  2. ^ 2005-01-25 News release on SpaceRef
  3. ^ a b c d Klingler, Dave (2012-09-06). "50 years to orbit: Dream Chaser's crazy Cold War backstory: The reusable mini-spaceplane is back from the dead—again—and prepping for space". ars Technical. Retrieved 2012-09-07. "A decade after HL-20's cancellation, Jim Benson, the founder of a small aerospace company called SpaceDev, looked through NASA's storage buildings and saw the HL-20's potential as a project that had already received huge amounts of development money. Like several other entrepreneurs at that time, Benson wanted to get into the suborbital tourism business.
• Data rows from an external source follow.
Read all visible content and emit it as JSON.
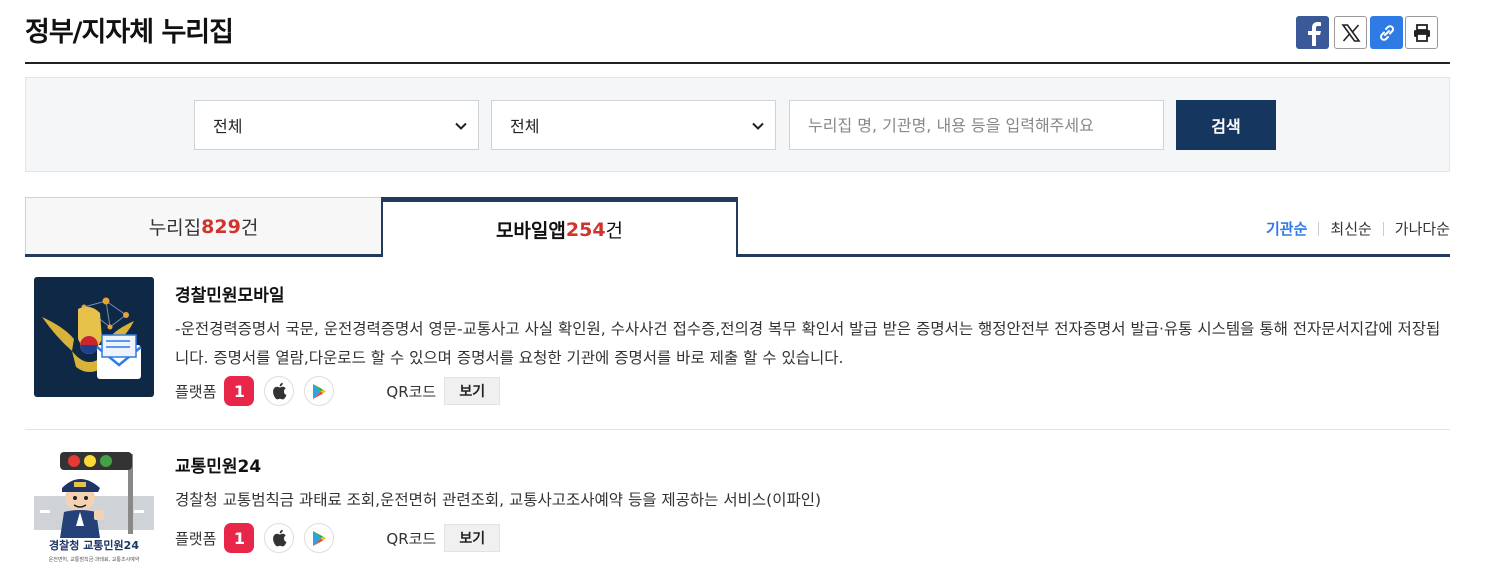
{
  "header": {
    "title": "정부/지자체 누리집"
  },
  "share": {
    "facebook_icon": "facebook-icon",
    "x_icon": "x-icon",
    "link_icon": "link-icon",
    "print_icon": "print-icon"
  },
  "search": {
    "select1": "전체",
    "select2": "전체",
    "placeholder": "누리집 명, 기관명, 내용 등을 입력해주세요",
    "button": "검색"
  },
  "tabs": [
    {
      "label": "누리집 ",
      "count": "829",
      "suffix": "건",
      "active": false
    },
    {
      "label": "모바일앱 ",
      "count": "254",
      "suffix": "건",
      "active": true
    }
  ],
  "sort": [
    {
      "label": "기관순",
      "active": true
    },
    {
      "label": "최신순",
      "active": false
    },
    {
      "label": "가나다순",
      "active": false
    }
  ],
  "apps": [
    {
      "name": "경찰민원모바일",
      "description": "-운전경력증명서 국문, 운전경력증명서 영문-교통사고 사실 확인원, 수사사건 접수증,전의경 복무 확인서 발급 받은 증명서는 행정안전부 전자증명서 발급·유통 시스템을 통해 전자문서지갑에 저장됩니다. 증명서를 열람,다운로드 할 수 있으며 증명서를 요청한 기관에 증명서를 바로 제출 할 수 있습니다.",
      "platform_label": "플랫폼",
      "onestore_label": "1",
      "qr_label": "QR코드",
      "qr_button": "보기"
    },
    {
      "name": "교통민원24",
      "description": "경찰청 교통범칙금 과태료 조회,운전면허 관련조회, 교통사고조사예약 등을 제공하는 서비스(이파인)",
      "platform_label": "플랫폼",
      "onestore_label": "1",
      "qr_label": "QR코드",
      "qr_button": "보기",
      "logo_text": "경찰청 교통민원24",
      "logo_subtext": "운전면허, 교통범칙금·과태료, 교통조사예약"
    }
  ],
  "colors": {
    "accent_navy": "#15365e",
    "count_red": "#d0342c",
    "sort_active": "#2f7be5"
  }
}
He had looked at many vehicles, but only the HL-20 had such friendly flying characteristics combined with a thick pedigree of expensive studies. According to current SNC Space Systems Chairman Mark Sirangelo, '…we realized that the vehicle was one of the most tested and reviewed vehicles that had never flown.' SpaceDev executed a licensing agreement with NASA to use the HL-20's design for its new Dream Chaser suborbital spacecraft; somehow, the HL-20 had escaped The Archives. Shortly after, the Dream Chaser became a candidate for NASA's Commercial Orbital Transportation Services (COTS) Program. NASA still needed means of taking cargo to and from the International Space Station, and it had decided to partner with private companies to get one. But NASA didn't ultimately select the Dream Chaser for COTS. SpaceDev ended up signing an unfunded Space Act Agreement, a means of working with NASA that didn't involve funding, but that kept the company in the running for the next competition. Benson stepped down as Chairman of SpaceDev and founded the Benson Space Company to pursue the project. In the fall of 2007, Benson Space announced a partnership with United Launch Alliance to turn the Dream Chaser into an orbital vehicle by launching it on an Atlas V rocket. Benson and his team were going to try to go all the way to orbit. Jim Benson's own dream of going to space ended after he was diagnosed with a glioblastoma brain tumor in the spring of 2008. He died that fall, and the Dream Chaser project reverted to SpaceDev. Several months later, the Sierra Nevada Corporation (SNC) announced that it had purchased SpaceDev." 
  4. ^ SpaceDev SEC form 10KSB, 2000
  5. ^ "United States Securities and Exchange Commission ruling against Spacedev". United States Securities and Exchange Commission. April 13, 1999. 
  6. ^ "SpaceDev Announces Founder James Benson Steps Down as Chairman and CTO; Benson Starts Independent Space Company to Market SpaceDev’s Dream Chaser". SpaceDev. September 28, 2006. 
  7. ^ a b c d "SpaceDev Founder Jim Benson Launches Civilian Spaceflight Venture, Benson Space Company". SpaceRef. September 28, 2006. 
  8. ^ SpaceDev Founder Jim Benson Dies, SpaceDev, October 10, 2008

External links[edit]